Problem description: In full and without error, repeat the entries below.

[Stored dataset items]
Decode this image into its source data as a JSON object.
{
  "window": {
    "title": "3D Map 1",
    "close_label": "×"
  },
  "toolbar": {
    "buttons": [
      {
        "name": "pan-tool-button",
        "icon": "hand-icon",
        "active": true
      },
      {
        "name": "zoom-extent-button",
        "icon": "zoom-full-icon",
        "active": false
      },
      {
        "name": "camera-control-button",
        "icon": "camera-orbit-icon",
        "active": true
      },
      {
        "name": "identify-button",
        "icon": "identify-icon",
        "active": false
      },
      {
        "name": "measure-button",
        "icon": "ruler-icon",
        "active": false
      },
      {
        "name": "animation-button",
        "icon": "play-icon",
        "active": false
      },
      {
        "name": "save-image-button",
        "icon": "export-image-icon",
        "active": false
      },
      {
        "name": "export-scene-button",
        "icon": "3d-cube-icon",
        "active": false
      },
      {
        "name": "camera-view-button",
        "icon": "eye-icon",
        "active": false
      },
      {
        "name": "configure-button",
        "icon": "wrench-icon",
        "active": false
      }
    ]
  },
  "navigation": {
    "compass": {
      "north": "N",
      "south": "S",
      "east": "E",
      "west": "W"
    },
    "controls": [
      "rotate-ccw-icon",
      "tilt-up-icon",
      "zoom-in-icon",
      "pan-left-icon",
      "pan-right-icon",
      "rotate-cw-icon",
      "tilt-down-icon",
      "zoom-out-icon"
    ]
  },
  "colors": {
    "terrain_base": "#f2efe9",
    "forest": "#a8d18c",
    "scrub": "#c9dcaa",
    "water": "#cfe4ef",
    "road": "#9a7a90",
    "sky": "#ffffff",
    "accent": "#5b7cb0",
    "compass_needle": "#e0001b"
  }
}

Response to the exercise:
Decode this image into its source data as a JSON object.
{
  "window": {
    "title": "3D Map 1",
    "close_label": "×"
  },
  "toolbar": {
    "buttons": [
      {
        "name": "pan-tool-button",
        "icon": "hand-icon",
        "active": true
      },
      {
        "name": "zoom-extent-button",
        "icon": "zoom-full-icon",
        "active": false
      },
      {
        "name": "camera-control-button",
        "icon": "camera-orbit-icon",
        "active": true
      },
      {
        "name": "identify-button",
        "icon": "identify-icon",
        "active": false
      },
      {
        "name": "measure-button",
        "icon": "ruler-icon",
        "active": false
      },
      {
        "name": "animation-button",
        "icon": "play-icon",
        "active": false
      },
      {
        "name": "save-image-button",
        "icon": "export-image-icon",
        "active": false
      },
      {
        "name": "export-scene-button",
        "icon": "3d-cube-icon",
        "active": false
      },
      {
        "name": "camera-view-button",
        "icon": "eye-icon",
        "active": false
      },
      {
        "name": "configure-button",
        "icon": "wrench-icon",
        "active": false
      }
    ]
  },
  "navigation": {
    "compass": {
      "north": "N",
      "south": "S",
      "east": "E",
      "west": "W"
    },
    "controls": [
      "rotate-ccw-icon",
      "tilt-up-icon",
      "zoom-in-icon",
      "pan-left-icon",
      "pan-right-icon",
      "rotate-cw-icon",
      "tilt-down-icon",
      "zoom-out-icon"
    ]
  },
  "colors": {
    "terrain_base": "#f2efe9",
    "forest": "#a8d18c",
    "scrub": "#c9dcaa",
    "water": "#cfe4ef",
    "road": "#9a7a90",
    "sky": "#ffffff",
    "accent": "#5b7cb0",
    "compass_needle": "#e0001b"
  }
}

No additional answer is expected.